====== RECORDED DATA ======
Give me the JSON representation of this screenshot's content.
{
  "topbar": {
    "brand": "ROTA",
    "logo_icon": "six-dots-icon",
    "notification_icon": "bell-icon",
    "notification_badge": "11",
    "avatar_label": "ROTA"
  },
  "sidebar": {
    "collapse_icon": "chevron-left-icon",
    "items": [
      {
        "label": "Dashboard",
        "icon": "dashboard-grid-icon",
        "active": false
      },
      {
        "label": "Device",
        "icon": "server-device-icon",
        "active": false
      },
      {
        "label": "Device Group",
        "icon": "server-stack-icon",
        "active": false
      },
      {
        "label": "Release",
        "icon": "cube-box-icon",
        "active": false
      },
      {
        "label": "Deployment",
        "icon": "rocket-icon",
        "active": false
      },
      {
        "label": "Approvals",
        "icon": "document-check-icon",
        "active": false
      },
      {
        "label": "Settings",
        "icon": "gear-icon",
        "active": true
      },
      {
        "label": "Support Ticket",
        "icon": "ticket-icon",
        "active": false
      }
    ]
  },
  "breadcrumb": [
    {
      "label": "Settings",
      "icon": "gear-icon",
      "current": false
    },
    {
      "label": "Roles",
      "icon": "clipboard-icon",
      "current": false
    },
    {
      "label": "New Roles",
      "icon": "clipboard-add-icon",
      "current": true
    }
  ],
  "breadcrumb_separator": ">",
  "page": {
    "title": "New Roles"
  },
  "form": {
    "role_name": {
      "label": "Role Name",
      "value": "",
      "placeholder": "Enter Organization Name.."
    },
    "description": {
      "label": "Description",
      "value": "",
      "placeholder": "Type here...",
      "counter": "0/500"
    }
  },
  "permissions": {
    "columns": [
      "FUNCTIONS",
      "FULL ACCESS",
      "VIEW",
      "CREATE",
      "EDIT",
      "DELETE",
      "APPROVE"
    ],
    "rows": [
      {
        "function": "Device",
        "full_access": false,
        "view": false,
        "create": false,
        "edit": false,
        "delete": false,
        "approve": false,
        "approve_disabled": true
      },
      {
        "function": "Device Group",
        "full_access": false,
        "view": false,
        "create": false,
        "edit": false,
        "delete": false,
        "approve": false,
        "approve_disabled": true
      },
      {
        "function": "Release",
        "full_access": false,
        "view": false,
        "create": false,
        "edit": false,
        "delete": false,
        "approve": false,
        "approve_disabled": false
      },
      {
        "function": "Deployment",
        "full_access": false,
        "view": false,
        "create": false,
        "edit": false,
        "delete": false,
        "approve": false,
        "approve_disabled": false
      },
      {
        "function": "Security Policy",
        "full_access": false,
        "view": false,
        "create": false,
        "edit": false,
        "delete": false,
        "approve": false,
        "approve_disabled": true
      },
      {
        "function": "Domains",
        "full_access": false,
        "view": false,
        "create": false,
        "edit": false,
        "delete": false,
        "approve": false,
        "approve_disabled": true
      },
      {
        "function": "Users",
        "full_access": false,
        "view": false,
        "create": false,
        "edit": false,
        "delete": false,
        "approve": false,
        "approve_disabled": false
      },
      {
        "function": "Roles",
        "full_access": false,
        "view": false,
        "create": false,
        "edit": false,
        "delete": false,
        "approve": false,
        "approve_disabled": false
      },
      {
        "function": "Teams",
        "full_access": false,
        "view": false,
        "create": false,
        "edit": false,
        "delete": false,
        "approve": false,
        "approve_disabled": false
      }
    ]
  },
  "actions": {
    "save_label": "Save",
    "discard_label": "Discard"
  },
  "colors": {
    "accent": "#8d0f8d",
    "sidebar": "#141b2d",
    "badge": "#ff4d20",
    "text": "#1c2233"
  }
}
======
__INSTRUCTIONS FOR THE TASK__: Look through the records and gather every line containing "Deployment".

__SOLUTION TO THIS PROBLEM__:
        "label": "Deployment",
        "function": "Deployment",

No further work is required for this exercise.